Human curiosity for celestial objects has existed for centuries. In ancient times, people didn’t have the advanced tools like we use nowadays in making celestial observations. In ancient times, they relied on sophisticated tools and very simple technology. One of the relics that prove the existence of space research in ancient times is an ancient observatory located in the city of Gyeongju, on the east coast of South Korea.
Cheomseongdae is the oldest astronomical observation in Asia, and is the oldest scientific installation on Earth. Cheomseongdae means star-gazing tower in Korean. It dates to the 7th century to the time of kingdom of Silla, which had its capital in Gyeongju. Cheomseongdae was designated as the country’s 31st national treasure on December 20, 1962.

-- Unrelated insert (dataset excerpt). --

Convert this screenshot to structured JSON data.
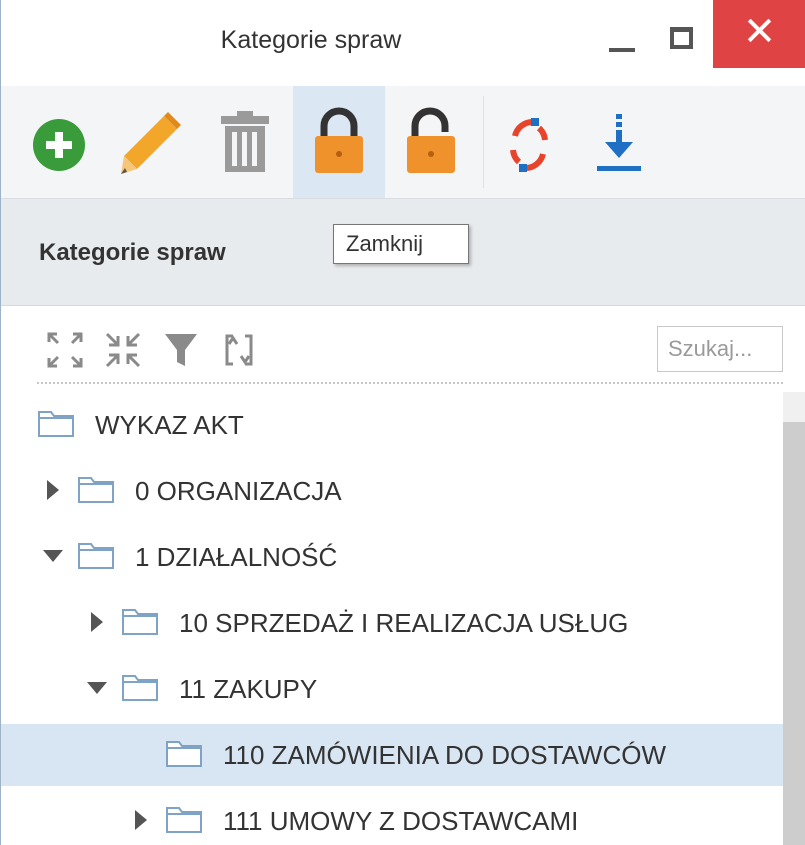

Cheomseongdae is a simple tower structure made of stone. It was built in the 7th century, during the reign of Queen Seondeok of the Shilla dynasty that ruled the Korean peninsula. Gyeongju is the former capital of the Silla kingdom with the name of Seorabeol. In this city, many relics of the former kingdom of Silla is still maintained. Although it’s of a very old age, the Cheomseongdae observatory still stands and has became the national cultural heritage of Korea.
The stone structure of the Cheomseongdae building is quite unique. It’s made up of a square shaped base section which consists of 12 blocks of stone. This arrangement was made up of 2 layers with the second layer buried in the ground. The main part of the building is shaped like a bottle. The cylindrical tower has a base circumference greater than the circumference of the top. It’s made up of stone composition totaling 365 pieces. The main part consists of 27 layers. In the middle there is a square window facing north. The number of layers above and below the window amounts to 12 layers. The top is made of two layers of fences. The number 12 represents the number of months in a year. While the number 365 is the number of days in a year.
According to Japanese astrologers, one being Yuji Wada, who did research on the site since 1909, believes that this place was the observatory that was used by royal Silla astronomers to observe the movement of stars and planets, as well as to predict solar and lunar eclipses. Most of the observations at this observatory used the naked eye and/or simple tools such as the gnomon to calculate the movement of the sun.
In 1982, after some research, the Cheomseongdae in Gyeongju was declared as one of the world’s oldest observatory buildings that are still standing today.